Task: Within these entries, how many lines contain the word "this"? Answer with the number alone.

Records drawn from a dataset:
---

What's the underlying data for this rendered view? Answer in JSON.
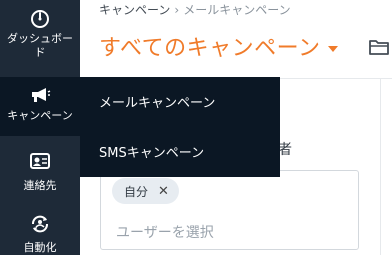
{
  "sidebar": {
    "items": [
      {
        "label": "ダッシュボード",
        "icon": "gauge-icon"
      },
      {
        "label": "キャンペーン",
        "icon": "megaphone-icon"
      },
      {
        "label": "連絡先",
        "icon": "contact-card-icon"
      },
      {
        "label": "自動化",
        "icon": "automation-icon"
      }
    ]
  },
  "breadcrumb": {
    "parent": "キャンペーン",
    "separator": "›",
    "current": "メールキャンペーン"
  },
  "header": {
    "title": "すべてのキャンペーン"
  },
  "dropdown": {
    "items": [
      "メールキャンペーン",
      "SMSキャンペーン"
    ]
  },
  "form": {
    "label_partial": "者",
    "chip": "自分",
    "chip_remove": "✕",
    "placeholder": "ユーザーを選択"
  },
  "colors": {
    "sidebar": "#1e2a38",
    "sidebar_active": "#0b1724",
    "accent": "#f07b2a"
  }
}
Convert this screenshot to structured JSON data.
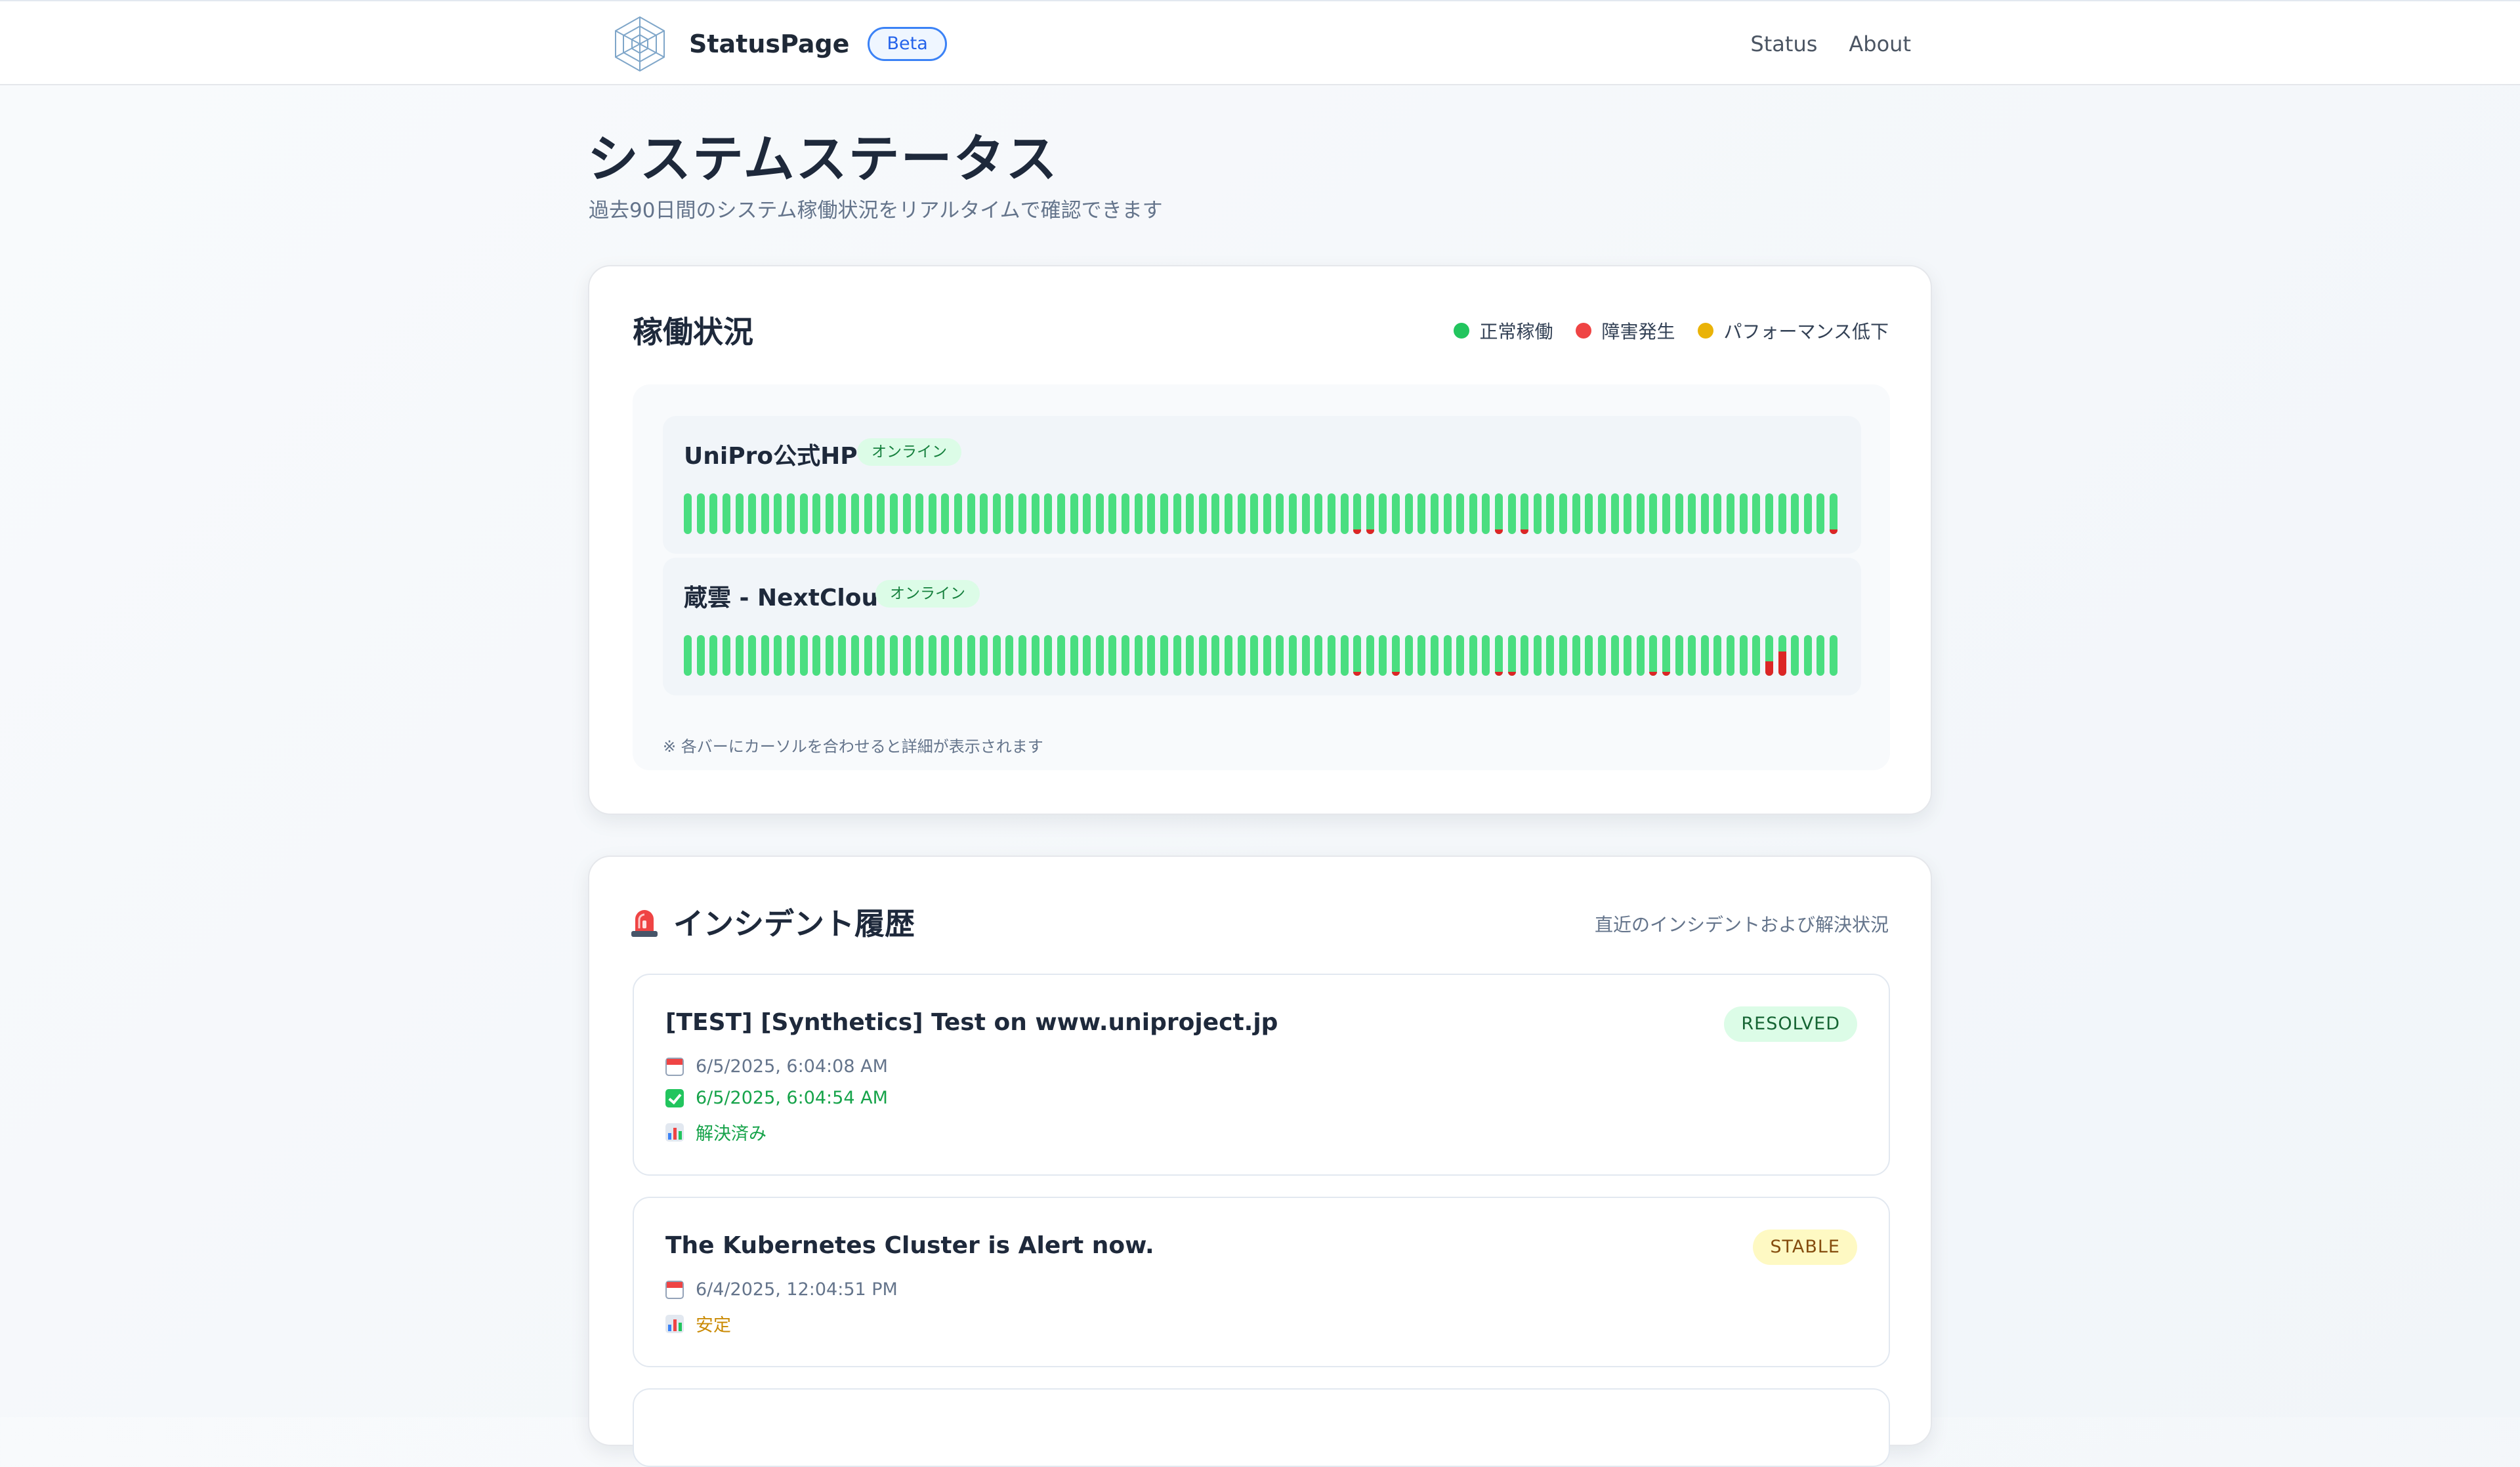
{
  "header": {
    "brand": "StatusPage",
    "badge": "Beta",
    "nav": [
      "Status",
      "About"
    ]
  },
  "page": {
    "title": "システムステータス",
    "subtitle": "過去90日間のシステム稼働状況をリアルタイムで確認できます"
  },
  "status_section": {
    "title": "稼働状況",
    "legend": [
      {
        "label": "正常稼働",
        "color": "#22c55e"
      },
      {
        "label": "障害発生",
        "color": "#ef4444"
      },
      {
        "label": "パフォーマンス低下",
        "color": "#eab308"
      }
    ],
    "hint": "※ 各バーにカーソルを合わせると詳細が表示されます",
    "monitors": [
      {
        "name": "UniPro公式HP",
        "status": "オンライン",
        "failure_days": [
          {
            "day": 52,
            "level": 0.12
          },
          {
            "day": 53,
            "level": 0.12
          },
          {
            "day": 63,
            "level": 0.12
          },
          {
            "day": 65,
            "level": 0.12
          },
          {
            "day": 89,
            "level": 0.12
          }
        ]
      },
      {
        "name": "蔵雲 - NextCloud",
        "status": "オンライン",
        "failure_days": [
          {
            "day": 52,
            "level": 0.1
          },
          {
            "day": 55,
            "level": 0.1
          },
          {
            "day": 63,
            "level": 0.1
          },
          {
            "day": 64,
            "level": 0.1
          },
          {
            "day": 75,
            "level": 0.1
          },
          {
            "day": 76,
            "level": 0.1
          },
          {
            "day": 84,
            "level": 0.35
          },
          {
            "day": 85,
            "level": 0.6
          }
        ]
      }
    ]
  },
  "incidents_section": {
    "title": "インシデント履歴",
    "subtitle": "直近のインシデントおよび解決状況",
    "items": [
      {
        "title": "[TEST] [Synthetics] Test on www.uniproject.jp",
        "state": "RESOLVED",
        "started": "6/5/2025, 6:04:08 AM",
        "resolved": "6/5/2025, 6:04:54 AM",
        "status_text": "解決済み"
      },
      {
        "title": "The Kubernetes Cluster is Alert now.",
        "state": "STABLE",
        "started": "6/4/2025, 12:04:51 PM",
        "status_text": "安定"
      }
    ]
  }
}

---

Reply: 2